They know they have come to serve those who served us by placing a remembrance wreath on their headstone while saying their name. Like Al, every volunteer we speak with says they come away from the day knowing they have contributed to something so much bigger than themselves.
"The statue now serves as inspiration for young people to say yes, the military is something that we should support because they come to rescue life. They don't always come to conquer the land and certainly not American soldiers. We don't go anywhere to conquer lands we go to help liberate people."
"As the saying goes we all gave some, but some gave all, and that resonates with me all the time," explains Vince. "This is our way of giving back and paying tribute to the fallen because those people are the heroes."
"We seem to be at a time in history when Americans are having a hard time agreeing on anything. We’re divided in so many ways. But at the heart of it, most of us can agree on one thing: We are Americans."
"It was really hard because I couldn't hug her. As soon as she put her hand on the wreath, I started to cry, and I could tell she was starting to tear up."

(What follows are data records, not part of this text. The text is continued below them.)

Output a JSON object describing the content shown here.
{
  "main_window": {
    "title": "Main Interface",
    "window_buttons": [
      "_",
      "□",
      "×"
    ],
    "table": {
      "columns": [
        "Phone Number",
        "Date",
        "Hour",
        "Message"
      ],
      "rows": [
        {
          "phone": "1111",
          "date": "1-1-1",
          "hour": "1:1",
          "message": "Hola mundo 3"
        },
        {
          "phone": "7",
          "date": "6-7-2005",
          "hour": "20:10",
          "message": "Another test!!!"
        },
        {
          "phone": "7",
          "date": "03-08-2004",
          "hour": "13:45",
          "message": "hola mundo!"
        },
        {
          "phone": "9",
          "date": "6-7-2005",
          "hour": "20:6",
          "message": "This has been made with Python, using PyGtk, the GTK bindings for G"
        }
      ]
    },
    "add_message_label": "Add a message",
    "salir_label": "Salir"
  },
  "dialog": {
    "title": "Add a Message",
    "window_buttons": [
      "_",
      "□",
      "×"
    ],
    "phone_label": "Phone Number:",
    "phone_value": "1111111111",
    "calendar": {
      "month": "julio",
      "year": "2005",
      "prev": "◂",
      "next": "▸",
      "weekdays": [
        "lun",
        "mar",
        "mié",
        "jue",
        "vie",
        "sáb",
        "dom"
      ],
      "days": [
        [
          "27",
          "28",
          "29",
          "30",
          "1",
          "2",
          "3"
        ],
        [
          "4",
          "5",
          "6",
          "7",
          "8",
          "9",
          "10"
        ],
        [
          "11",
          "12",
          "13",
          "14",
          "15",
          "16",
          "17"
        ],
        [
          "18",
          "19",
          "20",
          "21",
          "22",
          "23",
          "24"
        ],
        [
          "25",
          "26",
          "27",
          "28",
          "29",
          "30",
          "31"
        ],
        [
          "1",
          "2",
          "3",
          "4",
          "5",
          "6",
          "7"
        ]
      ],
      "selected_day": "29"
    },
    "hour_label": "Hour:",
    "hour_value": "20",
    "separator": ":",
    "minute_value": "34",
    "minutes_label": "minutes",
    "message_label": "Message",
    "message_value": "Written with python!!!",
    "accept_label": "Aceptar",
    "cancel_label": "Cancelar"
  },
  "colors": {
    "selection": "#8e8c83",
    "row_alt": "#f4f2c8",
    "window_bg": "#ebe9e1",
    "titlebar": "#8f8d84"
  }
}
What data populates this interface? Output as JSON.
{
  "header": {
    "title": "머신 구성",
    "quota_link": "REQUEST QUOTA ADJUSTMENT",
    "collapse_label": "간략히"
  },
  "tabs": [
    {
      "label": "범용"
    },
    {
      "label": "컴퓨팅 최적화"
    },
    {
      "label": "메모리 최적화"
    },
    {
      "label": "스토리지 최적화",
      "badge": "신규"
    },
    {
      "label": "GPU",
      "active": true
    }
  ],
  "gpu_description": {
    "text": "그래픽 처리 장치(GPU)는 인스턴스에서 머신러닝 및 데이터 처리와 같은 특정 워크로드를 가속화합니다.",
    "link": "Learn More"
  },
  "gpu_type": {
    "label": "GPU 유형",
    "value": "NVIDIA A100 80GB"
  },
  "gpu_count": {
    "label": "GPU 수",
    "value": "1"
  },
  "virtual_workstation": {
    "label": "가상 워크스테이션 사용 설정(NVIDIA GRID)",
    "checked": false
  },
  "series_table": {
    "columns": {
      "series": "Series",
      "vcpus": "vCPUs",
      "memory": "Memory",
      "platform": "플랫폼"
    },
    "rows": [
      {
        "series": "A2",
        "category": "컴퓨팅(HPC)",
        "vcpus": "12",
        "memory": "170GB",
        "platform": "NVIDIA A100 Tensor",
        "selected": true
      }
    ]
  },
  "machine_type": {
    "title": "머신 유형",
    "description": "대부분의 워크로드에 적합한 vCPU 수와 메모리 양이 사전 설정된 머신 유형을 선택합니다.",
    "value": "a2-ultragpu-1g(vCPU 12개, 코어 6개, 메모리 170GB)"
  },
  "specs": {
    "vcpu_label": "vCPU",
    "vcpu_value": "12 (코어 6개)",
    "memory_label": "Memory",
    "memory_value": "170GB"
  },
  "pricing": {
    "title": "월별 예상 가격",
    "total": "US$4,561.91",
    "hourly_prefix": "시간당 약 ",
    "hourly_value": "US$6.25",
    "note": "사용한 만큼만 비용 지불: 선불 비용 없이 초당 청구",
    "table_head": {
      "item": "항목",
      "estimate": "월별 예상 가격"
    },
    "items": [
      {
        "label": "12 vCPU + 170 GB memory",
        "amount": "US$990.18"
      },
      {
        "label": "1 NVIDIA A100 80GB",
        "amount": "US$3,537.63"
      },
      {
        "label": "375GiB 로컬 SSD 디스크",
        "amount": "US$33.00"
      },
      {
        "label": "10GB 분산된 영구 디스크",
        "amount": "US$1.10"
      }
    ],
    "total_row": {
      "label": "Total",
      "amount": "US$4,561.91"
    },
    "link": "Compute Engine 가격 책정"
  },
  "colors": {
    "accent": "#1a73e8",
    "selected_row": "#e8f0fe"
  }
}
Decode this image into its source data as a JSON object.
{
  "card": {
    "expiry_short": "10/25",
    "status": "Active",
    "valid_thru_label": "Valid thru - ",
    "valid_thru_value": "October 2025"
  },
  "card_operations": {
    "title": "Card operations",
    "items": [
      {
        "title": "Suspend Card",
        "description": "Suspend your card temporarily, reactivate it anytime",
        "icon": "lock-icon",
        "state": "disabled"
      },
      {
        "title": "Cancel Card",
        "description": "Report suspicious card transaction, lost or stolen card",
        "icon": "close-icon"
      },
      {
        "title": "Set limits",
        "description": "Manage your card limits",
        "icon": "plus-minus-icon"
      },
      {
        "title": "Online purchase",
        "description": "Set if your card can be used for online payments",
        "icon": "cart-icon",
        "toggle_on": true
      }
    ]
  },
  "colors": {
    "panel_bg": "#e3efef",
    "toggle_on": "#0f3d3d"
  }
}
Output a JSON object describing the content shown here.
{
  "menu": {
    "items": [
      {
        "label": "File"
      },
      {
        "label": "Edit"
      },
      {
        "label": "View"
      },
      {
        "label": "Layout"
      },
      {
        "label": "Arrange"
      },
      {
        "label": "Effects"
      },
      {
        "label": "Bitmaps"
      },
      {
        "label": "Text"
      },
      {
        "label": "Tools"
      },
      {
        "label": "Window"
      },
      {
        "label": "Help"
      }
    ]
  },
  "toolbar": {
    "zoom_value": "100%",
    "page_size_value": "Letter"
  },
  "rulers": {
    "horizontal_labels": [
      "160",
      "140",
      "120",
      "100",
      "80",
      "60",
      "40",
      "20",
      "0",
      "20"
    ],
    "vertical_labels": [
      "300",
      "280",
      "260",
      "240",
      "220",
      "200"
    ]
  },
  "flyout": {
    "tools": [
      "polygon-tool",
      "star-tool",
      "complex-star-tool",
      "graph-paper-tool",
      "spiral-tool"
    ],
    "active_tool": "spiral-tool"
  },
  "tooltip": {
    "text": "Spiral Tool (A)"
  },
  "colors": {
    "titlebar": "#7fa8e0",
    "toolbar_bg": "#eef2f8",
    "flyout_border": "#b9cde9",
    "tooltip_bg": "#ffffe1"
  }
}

In her keynote address, Karen Worcester thanked the UMA for the honor and shared a personal story of why Wreaths Across America does what it does. In a heartfelt and often tearful delivery, Karen told the story of Edith Knowles, a Gold Star Sister who lost her brother, Bud, during World War II.
I knew I had the contacts in the trucking industry," Barry explains of his initial involvement with the organization. "I just had to get people to believe in Wreaths Across America they way I did."
"She truly gets the Wreaths Across America mission to remember, honor and teach and how important it is to our families but most importantly the families of those who have served."